* **TASK ITEM**: Every line of the material is to be duplicated precisely.

* **SUPPLIED RECORDS**:

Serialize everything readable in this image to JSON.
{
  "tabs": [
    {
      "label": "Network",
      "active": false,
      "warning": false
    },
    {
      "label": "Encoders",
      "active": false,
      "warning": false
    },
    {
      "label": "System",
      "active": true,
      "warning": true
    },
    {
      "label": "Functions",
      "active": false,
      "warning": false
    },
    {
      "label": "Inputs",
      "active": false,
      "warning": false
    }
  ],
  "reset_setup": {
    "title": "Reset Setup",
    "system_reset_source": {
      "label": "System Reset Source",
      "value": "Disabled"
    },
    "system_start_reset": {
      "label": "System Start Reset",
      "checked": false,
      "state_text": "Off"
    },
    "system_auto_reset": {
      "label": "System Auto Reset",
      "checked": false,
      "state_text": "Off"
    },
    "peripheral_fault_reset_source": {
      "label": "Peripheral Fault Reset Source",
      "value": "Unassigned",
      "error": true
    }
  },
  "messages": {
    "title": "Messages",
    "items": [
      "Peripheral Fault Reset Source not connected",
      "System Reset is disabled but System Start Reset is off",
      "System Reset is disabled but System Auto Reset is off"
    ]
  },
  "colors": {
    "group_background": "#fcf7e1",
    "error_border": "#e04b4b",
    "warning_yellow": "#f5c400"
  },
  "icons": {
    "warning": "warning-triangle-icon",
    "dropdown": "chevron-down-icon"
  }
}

* **PROBLEM SOLUTION**:
Serialize everything readable in this image to JSON.
{
  "tabs": [
    {
      "label": "Network",
      "active": false,
      "warning": false
    },
    {
      "label": "Encoders",
      "active": false,
      "warning": false
    },
    {
      "label": "System",
      "active": true,
      "warning": true
    },
    {
      "label": "Functions",
      "active": false,
      "warning": false
    },
    {
      "label": "Inputs",
      "active": false,
      "warning": false
    }
  ],
  "reset_setup": {
    "title": "Reset Setup",
    "system_reset_source": {
      "label": "System Reset Source",
      "value": "Disabled"
    },
    "system_start_reset": {
      "label": "System Start Reset",
      "checked": false,
      "state_text": "Off"
    },
    "system_auto_reset": {
      "label": "System Auto Reset",
      "checked": false,
      "state_text": "Off"
    },
    "peripheral_fault_reset_source": {
      "label": "Peripheral Fault Reset Source",
      "value": "Unassigned",
      "error": true
    }
  },
  "messages": {
    "title": "Messages",
    "items": [
      "Peripheral Fault Reset Source not connected",
      "System Reset is disabled but System Start Reset is off",
      "System Reset is disabled but System Auto Reset is off"
    ]
  },
  "colors": {
    "group_background": "#fcf7e1",
    "error_border": "#e04b4b",
    "warning_yellow": "#f5c400"
  },
  "icons": {
    "warning": "warning-triangle-icon",
    "dropdown": "chevron-down-icon"
  }
}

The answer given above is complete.